- Court: United States Supreme Court
- Area(s) of Law: Constitutional Law
- Date Filed: June 23, 2016
- Case #: 14–1468, 14–1470, and 14–1507
- Judge(s)/Court Below: ALITO, J., delivered the opinion of the Court, in which ROBERTS, C. J, and KENNEDY, BREYER, and KAGAN, JJ., joined. SOTOMAYOR, J., filed an opinion concurring in part and dissenting in part, in which GINSBURG, J., joined. THOMAS, J., filed an opinion concurring in the judgment in part and dissenting in part.
- Full Text Opinion
Each Petitioner was arrested for driving under the influence and then compelled to take either a blood sample or a breath test without first being served with a search warrant. In the first and second cases, Petitioners refused the search and were told that, under state law, consent was obligatory. Petitioner in the third case consented after being compelled. Each Petitioner argued that the criminalization of their refusal to submit to the search violated the Fourth Amendment because it was “unreasonable.” The Supreme Courts of Minnesota and North Dakota rejected this argument. Petitioners then appealed to the U.S. Supreme Court, which granted certiorari and consolidated the cases. The Court held that a breath test, but not a blood test, could be given as a search incident to arrest for drunk driving. The Court first determined that the search-incident-to-arrest doctrine applied because each Petitioner was told that they were required to submit to the search after being placed under arrest.
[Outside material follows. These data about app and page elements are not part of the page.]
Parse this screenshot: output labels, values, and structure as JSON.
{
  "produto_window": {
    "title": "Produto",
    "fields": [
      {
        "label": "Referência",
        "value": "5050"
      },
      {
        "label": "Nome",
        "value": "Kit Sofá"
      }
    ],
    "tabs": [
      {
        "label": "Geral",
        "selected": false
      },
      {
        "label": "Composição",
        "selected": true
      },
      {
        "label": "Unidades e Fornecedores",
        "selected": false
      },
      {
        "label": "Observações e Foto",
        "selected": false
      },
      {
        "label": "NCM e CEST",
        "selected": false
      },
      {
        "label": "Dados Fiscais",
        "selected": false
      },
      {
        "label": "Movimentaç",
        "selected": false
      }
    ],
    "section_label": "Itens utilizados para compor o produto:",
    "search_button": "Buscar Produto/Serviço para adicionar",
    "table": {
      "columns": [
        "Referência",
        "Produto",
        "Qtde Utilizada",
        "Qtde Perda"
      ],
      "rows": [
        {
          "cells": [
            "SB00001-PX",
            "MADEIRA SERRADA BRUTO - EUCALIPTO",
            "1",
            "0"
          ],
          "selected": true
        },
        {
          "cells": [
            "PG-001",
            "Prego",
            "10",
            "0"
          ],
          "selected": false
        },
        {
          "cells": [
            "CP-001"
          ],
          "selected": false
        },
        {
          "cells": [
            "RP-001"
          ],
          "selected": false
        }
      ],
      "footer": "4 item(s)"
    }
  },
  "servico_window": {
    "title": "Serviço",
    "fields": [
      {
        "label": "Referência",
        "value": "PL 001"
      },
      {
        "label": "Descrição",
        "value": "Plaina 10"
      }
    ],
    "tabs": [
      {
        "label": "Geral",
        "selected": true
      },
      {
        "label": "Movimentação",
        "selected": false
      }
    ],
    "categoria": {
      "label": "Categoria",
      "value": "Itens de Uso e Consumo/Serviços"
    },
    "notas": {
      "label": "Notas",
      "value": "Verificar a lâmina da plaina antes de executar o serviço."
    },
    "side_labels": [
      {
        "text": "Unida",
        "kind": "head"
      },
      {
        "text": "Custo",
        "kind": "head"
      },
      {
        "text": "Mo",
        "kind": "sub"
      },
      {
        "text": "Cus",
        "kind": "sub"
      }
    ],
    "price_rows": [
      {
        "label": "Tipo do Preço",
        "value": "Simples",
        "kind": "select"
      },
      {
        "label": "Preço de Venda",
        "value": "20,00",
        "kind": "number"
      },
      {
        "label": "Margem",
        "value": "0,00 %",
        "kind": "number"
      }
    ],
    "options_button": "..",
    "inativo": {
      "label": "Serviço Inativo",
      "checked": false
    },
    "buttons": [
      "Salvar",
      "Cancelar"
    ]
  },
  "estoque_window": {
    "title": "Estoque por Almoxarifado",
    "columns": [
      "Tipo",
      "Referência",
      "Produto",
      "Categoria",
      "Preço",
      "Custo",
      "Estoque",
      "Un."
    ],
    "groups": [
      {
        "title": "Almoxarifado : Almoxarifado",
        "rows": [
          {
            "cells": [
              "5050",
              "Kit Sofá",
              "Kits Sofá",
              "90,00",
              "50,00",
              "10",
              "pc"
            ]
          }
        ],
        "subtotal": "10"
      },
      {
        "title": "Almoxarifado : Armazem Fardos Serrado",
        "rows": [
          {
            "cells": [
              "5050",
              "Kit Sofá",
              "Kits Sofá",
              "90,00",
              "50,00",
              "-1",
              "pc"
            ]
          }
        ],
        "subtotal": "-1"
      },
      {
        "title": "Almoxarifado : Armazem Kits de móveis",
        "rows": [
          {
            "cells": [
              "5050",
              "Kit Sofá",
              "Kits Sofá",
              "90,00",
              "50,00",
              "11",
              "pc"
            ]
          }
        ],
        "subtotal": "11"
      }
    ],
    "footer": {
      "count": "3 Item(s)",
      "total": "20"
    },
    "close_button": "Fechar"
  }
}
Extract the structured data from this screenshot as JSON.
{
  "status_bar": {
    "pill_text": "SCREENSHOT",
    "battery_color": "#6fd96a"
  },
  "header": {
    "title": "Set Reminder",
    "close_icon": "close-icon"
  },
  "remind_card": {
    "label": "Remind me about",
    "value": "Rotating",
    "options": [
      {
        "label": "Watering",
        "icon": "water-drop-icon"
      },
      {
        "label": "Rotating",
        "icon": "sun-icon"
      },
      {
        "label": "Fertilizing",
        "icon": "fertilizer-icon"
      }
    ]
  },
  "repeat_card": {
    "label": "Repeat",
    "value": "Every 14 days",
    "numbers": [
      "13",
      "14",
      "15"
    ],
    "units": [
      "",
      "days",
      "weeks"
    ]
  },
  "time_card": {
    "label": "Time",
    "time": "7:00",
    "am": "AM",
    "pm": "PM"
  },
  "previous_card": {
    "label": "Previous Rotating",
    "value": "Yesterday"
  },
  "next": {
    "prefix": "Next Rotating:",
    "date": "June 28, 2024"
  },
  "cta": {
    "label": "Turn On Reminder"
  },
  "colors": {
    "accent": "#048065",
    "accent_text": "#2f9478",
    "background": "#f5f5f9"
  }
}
The Court next weighed the degree to which these searches intruded upon an individual’s privacy against the government’s legitimate interest in conducting those searches. The Court then determined that the breath tests were reasonable searches incident to arrest because they far less intrusive to an individual’s privacy than the blood tests and they served the legitimate interests of state law enforcement. REVERSED AND REMANDED; AFFIRMED; VACATED AND REMANDED.